Your first line of defense against hackers is your password. If you’re using “Password1” it’s time to make some changes.

The threat from hackers is prevalent now more than ever with data breaches from major corporations and government entities making headlines yearly. It’s important to go over some of the basics of protecting your data.

Create a strong password

  • A strong password is 12-16 characters long and includes numbers, symbols, upper and lower case letters, but not next to each other.
  • Use the letters from a phrase. Instead of using “Ilovemydog1” create a phrase by using the first letter of each word. “iLm1dS” or “I love my first dog Spike” is stronger than “Ilovemydog1.”
  • Refrain from using pop culture topics in your password. Passwords such as “StarWars” or “ChicagoCubsWillWin” are common and can easily be broken.
  • Don’t use your password anywhere else. The more you reuse the password, the easier it will be for others to get information.

“The world is succumbing to more convenience not more security,” said Ori Eisen a board member of Cyber Security Canyon – Arizona’s Cyber Security Coalition.

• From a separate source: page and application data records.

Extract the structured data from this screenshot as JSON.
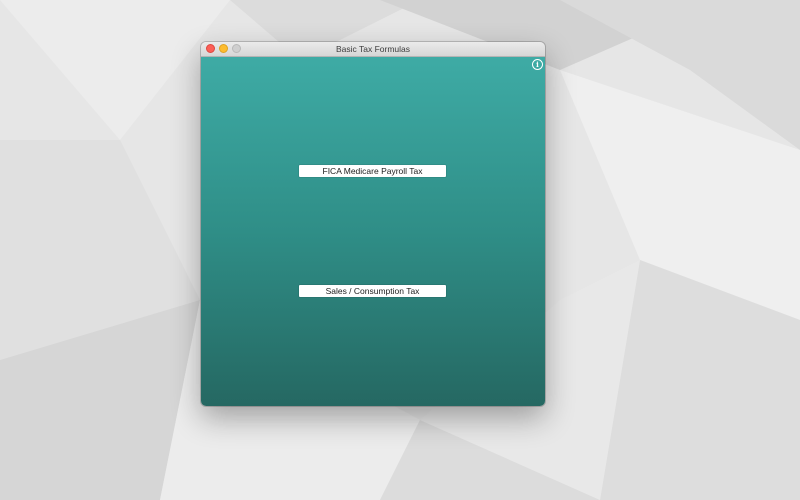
{
  "window": {
    "title": "Basic Tax Formulas"
  },
  "content": {
    "info_icon": "info-icon",
    "buttons": {
      "fica_label": "FICA Medicare Payroll Tax",
      "sales_label": "Sales / Consumption Tax"
    }
  },
  "colors": {
    "gradient_top": "#3eaba5",
    "gradient_bottom": "#256862",
    "close": "#fc5f57",
    "minimize": "#fdbc2e",
    "zoom": "#cfcfcf"
  }
}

It may seem like you’re sacrificing convenience for strength but with today’s technology it is has become easier to manage passwords for multiple sites. Instead of reusing your password, use a password manager.

Password managers

A password manager is an application available for smartphones, tablets and computers that stores and organizes passwords. Password managers encrypt your passwords and require the user to have a master password. The master password has to be very strong and is usually generated by the password manager. Once the master password is inputted, all the other passwords can be used to log into sites. It’s convenient and safe for the user. Some popular password managers are:

“If malware is already on your phone and you use your fingerprint to access information online, nothing prevents someone from using the stored fingerprint a week later,” said Eisen.

Eisen suggests that people change their passwords once a month. If a site is hacked (think Yahoo!, Target, etc.) it won’t affect the user because the hacker will have the old password that no longer works.

Change your password

The time frame in which you should change your password is debated amongst professionals. Most workplaces require that you change your password every 30 to 90 days, which is a great rule of thumb to follow if you change your password correctly every time.

  • Changing your password from “MyComputer1” to “MyComputer2” is not going to ensure that your information stays safe. Instead change it to “tImWP4” (this is my workplace 4.)
  • Continue to use the same methods listed above to create a strong password.
  • For those that have an incredibly strong password, consider changing it less often.

Creating, managing and changing your password is great way to make sure your information stays safe and in addition to those techniques, two step authentication should be used whenever possible.

Two step authentication

Two step authentications is an additional layer of security that uses two or more devices to ensure a secure connection. For example, a user logs into a bank account from an unknown computer. The user will be prompted to enter a password and answer a question or input a code on another device such as a smart phone that the user has associated with the account. If everything is entered correctly, the account will be unlocked and the user can proceed as normal. If the information is not entered correctly, the account owner will be notified and all accounts will be locked. Many sites are already using two step authentication and there are many trusted apps that you can choose from such as:

What else can be done to keep your information safe?

“I keep complex passwords, make sure the website I’m on is a legit one and not a redirect from a bad link. I also make sure that anytime I do send sensitive information it’s encrypted. That will mean the website has a https:// instead of just http://, but most browsers warn you nowadays,” said Stephen Emerson a Mesa resident who enjoys working on computers. “I think everything should be encrypted. I’d encrypt my eyelids if it weren’t so impractical.”

But not everyone feels the same way about passwords.

“It honestly depends on what the password is protecting, who it belongs to and a wide variety of things. If something is that important and someone needs to know about it and they don’t have access to the password, they’ll find a way, probably. But a regular person with regular things to keep password protected will probably be fine with a standard password setup,” said Rang Ly a Flagstaff resident.

Hackers and thieves have many ways of trying to steal your information and it’s happening to people around the world. The best way to keep your information safe is to strengthen your first line of defense: your password.